Ok, I want to pick some brains on this one as my background is not in biology.
We produce 2 salts in crystal and occasionally in solution, ammonium chloride and ammonium sulfate. These are used in pharma and food applications, one of which is also used in feed applications.The aW of our product is way out of the danger zone for pathogens. I understand that only means pathogens won't flourish in the product. Based on this we also treat our packaging room as a sanitary zone, making sure to keep the spout covered with a bag at all times, keep the doors closed when not in use, and enforce heightened GMP's (bagger who handles open bag wears disposable gloves, no food/drink in this area whatsoever) on top of the standard hand washing, and other relevant GMP's.
We do not wear hairnets/beard nets in this area, nor do we perform any type of EM. These were both discussed as options in our original hazard analysis but shot down as being well outside the risk level required to implement.
What I'd like is some stronger proof that the risk is this low. Is there perhaps testing we could run on the product to show it kills pathogens, doesn't just inhibit their growth? Is there any information I'm missing that I could use as validation?
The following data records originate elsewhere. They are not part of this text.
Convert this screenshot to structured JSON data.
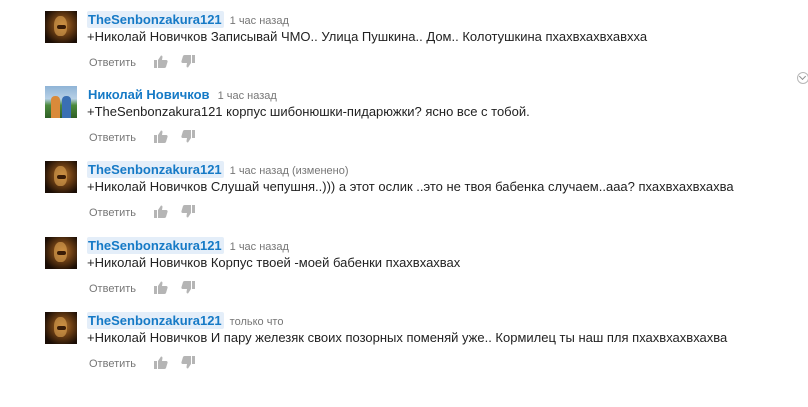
{
  "comments": [
    {
      "author": "TheSenbonzakura121",
      "time": "1 час назад",
      "text": "+Николай Новичков Записывай ЧМО.. Улица Пушкина.. Дом.. Колотушкина пхахвхахвхавхха",
      "reply_label": "Ответить",
      "avatar": "dark-portrait-avatar"
    },
    {
      "author": "Николай Новичков",
      "time": "1 час назад",
      "text": "+TheSenbonzakura121 корпус шибонюшки-пидарюжки? ясно все с тобой.",
      "reply_label": "Ответить",
      "avatar": "outdoor-photo-avatar"
    },
    {
      "author": "TheSenbonzakura121",
      "time": "1 час назад (изменено)",
      "text": "+Николай Новичков Слушай чепушня..))) а этот ослик ..это не твоя бабенка случаем..ааа? пхахвхахвхахва",
      "reply_label": "Ответить",
      "avatar": "dark-portrait-avatar"
    },
    {
      "author": "TheSenbonzakura121",
      "time": "1 час назад",
      "text": "+Николай Новичков Корпус твоей  -моей бабенки пхахвхахвах",
      "reply_label": "Ответить",
      "avatar": "dark-portrait-avatar"
    },
    {
      "author": "TheSenbonzakura121",
      "time": "только что",
      "text": "+Николай Новичков И пару железяк своих позорных  поменяй уже.. Кормилец ты наш пля пхахвхахвхахва",
      "reply_label": "Ответить",
      "avatar": "dark-portrait-avatar"
    }
  ],
  "colors": {
    "author_link": "#167ac6",
    "author_highlight": "#e4eef9",
    "meta_text": "#767676",
    "body_text": "#222222",
    "icon": "#b5b5b5"
  },
  "icons": {
    "like": "thumbs-up-icon",
    "dislike": "thumbs-down-icon",
    "menu": "chevron-down-icon"
  }
}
I'm not expecting the world and we're in a pretty good place with our hazard analysis as it is, I'd just like a little more oomph on that one if possible.